> _REQUIRED ACTION_: All of the records must come back exactly as they were given.

> _Dataset rows for apps and sites_:
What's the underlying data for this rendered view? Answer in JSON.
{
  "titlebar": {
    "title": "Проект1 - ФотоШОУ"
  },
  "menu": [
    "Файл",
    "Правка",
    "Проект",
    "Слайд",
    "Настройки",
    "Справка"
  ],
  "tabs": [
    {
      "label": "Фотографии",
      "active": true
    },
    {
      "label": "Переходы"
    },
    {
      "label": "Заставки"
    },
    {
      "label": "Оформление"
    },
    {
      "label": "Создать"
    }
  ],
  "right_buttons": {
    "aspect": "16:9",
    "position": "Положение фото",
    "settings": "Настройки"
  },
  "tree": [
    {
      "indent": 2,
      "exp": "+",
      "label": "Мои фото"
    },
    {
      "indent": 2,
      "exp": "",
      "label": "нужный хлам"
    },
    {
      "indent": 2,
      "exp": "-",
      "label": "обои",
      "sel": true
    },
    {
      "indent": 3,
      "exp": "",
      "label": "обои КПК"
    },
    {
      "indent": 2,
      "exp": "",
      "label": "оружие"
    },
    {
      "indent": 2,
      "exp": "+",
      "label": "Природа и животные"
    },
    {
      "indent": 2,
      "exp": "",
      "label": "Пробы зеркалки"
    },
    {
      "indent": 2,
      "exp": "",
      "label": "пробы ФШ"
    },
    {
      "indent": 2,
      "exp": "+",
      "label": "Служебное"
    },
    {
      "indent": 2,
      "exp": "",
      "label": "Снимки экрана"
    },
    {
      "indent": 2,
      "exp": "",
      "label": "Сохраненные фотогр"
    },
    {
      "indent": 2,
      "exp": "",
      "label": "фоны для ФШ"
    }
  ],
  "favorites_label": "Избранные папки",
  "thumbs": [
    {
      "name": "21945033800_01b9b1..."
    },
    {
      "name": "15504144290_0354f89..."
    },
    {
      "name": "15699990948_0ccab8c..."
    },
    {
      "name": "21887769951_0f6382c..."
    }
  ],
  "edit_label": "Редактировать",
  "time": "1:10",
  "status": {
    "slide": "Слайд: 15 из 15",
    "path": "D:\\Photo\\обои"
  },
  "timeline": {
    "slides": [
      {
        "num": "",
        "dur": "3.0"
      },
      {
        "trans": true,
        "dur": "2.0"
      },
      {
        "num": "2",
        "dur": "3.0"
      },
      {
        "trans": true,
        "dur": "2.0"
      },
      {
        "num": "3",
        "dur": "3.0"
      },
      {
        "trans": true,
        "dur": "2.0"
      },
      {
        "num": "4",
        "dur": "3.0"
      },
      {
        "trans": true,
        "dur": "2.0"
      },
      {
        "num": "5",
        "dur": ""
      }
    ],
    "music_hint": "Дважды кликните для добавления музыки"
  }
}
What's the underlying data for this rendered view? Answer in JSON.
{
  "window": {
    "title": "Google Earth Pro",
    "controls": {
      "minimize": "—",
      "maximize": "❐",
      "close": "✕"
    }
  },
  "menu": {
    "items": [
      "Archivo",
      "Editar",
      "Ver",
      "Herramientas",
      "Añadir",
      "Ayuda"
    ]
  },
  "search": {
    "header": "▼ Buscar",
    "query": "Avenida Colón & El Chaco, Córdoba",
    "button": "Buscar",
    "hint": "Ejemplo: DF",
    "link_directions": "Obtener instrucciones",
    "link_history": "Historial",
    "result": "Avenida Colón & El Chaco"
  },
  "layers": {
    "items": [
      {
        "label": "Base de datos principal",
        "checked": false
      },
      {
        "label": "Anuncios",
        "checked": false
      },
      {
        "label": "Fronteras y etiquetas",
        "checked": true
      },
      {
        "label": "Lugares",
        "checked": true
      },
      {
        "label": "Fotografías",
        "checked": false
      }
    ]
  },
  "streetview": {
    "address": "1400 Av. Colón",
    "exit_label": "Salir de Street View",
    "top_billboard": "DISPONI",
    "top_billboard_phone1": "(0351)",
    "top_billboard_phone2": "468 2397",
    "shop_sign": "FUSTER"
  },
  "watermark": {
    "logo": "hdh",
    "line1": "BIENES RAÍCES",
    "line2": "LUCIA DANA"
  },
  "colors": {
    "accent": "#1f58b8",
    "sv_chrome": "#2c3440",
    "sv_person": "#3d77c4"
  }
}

> _RESULT_:
What's the underlying data for this rendered view? Answer in JSON.
{
  "titlebar": {
    "title": "Проект1 - ФотоШОУ"
  },
  "menu": [
    "Файл",
    "Правка",
    "Проект",
    "Слайд",
    "Настройки",
    "Справка"
  ],
  "tabs": [
    {
      "label": "Фотографии",
      "active": true
    },
    {
      "label": "Переходы"
    },
    {
      "label": "Заставки"
    },
    {
      "label": "Оформление"
    },
    {
      "label": "Создать"
    }
  ],
  "right_buttons": {
    "aspect": "16:9",
    "position": "Положение фото",
    "settings": "Настройки"
  },
  "tree": [
    {
      "indent": 2,
      "exp": "+",
      "label": "Мои фото"
    },
    {
      "indent": 2,
      "exp": "",
      "label": "нужный хлам"
    },
    {
      "indent": 2,
      "exp": "-",
      "label": "обои",
      "sel": true
    },
    {
      "indent": 3,
      "exp": "",
      "label": "обои КПК"
    },
    {
      "indent": 2,
      "exp": "",
      "label": "оружие"
    },
    {
      "indent": 2,
      "exp": "+",
      "label": "Природа и животные"
    },
    {
      "indent": 2,
      "exp": "",
      "label": "Пробы зеркалки"
    },
    {
      "indent": 2,
      "exp": "",
      "label": "пробы ФШ"
    },
    {
      "indent": 2,
      "exp": "+",
      "label": "Служебное"
    },
    {
      "indent": 2,
      "exp": "",
      "label": "Снимки экрана"
    },
    {
      "indent": 2,
      "exp": "",
      "label": "Сохраненные фотогр"
    },
    {
      "indent": 2,
      "exp": "",
      "label": "фоны для ФШ"
    }
  ],
  "favorites_label": "Избранные папки",
  "thumbs": [
    {
      "name": "21945033800_01b9b1..."
    },
    {
      "name": "15504144290_0354f89..."
    },
    {
      "name": "15699990948_0ccab8c..."
    },
    {
      "name": "21887769951_0f6382c..."
    }
  ],
  "edit_label": "Редактировать",
  "time": "1:10",
  "status": {
    "slide": "Слайд: 15 из 15",
    "path": "D:\\Photo\\обои"
  },
  "timeline": {
    "slides": [
      {
        "num": "",
        "dur": "3.0"
      },
      {
        "trans": true,
        "dur": "2.0"
      },
      {
        "num": "2",
        "dur": "3.0"
      },
      {
        "trans": true,
        "dur": "2.0"
      },
      {
        "num": "3",
        "dur": "3.0"
      },
      {
        "trans": true,
        "dur": "2.0"
      },
      {
        "num": "4",
        "dur": "3.0"
      },
      {
        "trans": true,
        "dur": "2.0"
      },
      {
        "num": "5",
        "dur": ""
      }
    ],
    "music_hint": "Дважды кликните для добавления музыки"
  }
}
What's the underlying data for this rendered view? Answer in JSON.
{
  "window": {
    "title": "Google Earth Pro",
    "controls": {
      "minimize": "—",
      "maximize": "❐",
      "close": "✕"
    }
  },
  "menu": {
    "items": [
      "Archivo",
      "Editar",
      "Ver",
      "Herramientas",
      "Añadir",
      "Ayuda"
    ]
  },
  "search": {
    "header": "▼ Buscar",
    "query": "Avenida Colón & El Chaco, Córdoba",
    "button": "Buscar",
    "hint": "Ejemplo: DF",
    "link_directions": "Obtener instrucciones",
    "link_history": "Historial",
    "result": "Avenida Colón & El Chaco"
  },
  "layers": {
    "items": [
      {
        "label": "Base de datos principal",
        "checked": false
      },
      {
        "label": "Anuncios",
        "checked": false
      },
      {
        "label": "Fronteras y etiquetas",
        "checked": true
      },
      {
        "label": "Lugares",
        "checked": true
      },
      {
        "label": "Fotografías",
        "checked": false
      }
    ]
  },
  "streetview": {
    "address": "1400 Av. Colón",
    "exit_label": "Salir de Street View",
    "top_billboard": "DISPONI",
    "top_billboard_phone1": "(0351)",
    "top_billboard_phone2": "468 2397",
    "shop_sign": "FUSTER"
  },
  "watermark": {
    "logo": "hdh",
    "line1": "BIENES RAÍCES",
    "line2": "LUCIA DANA"
  },
  "colors": {
    "accent": "#1f58b8",
    "sv_chrome": "#2c3440",
    "sv_person": "#3d77c4"
  }
}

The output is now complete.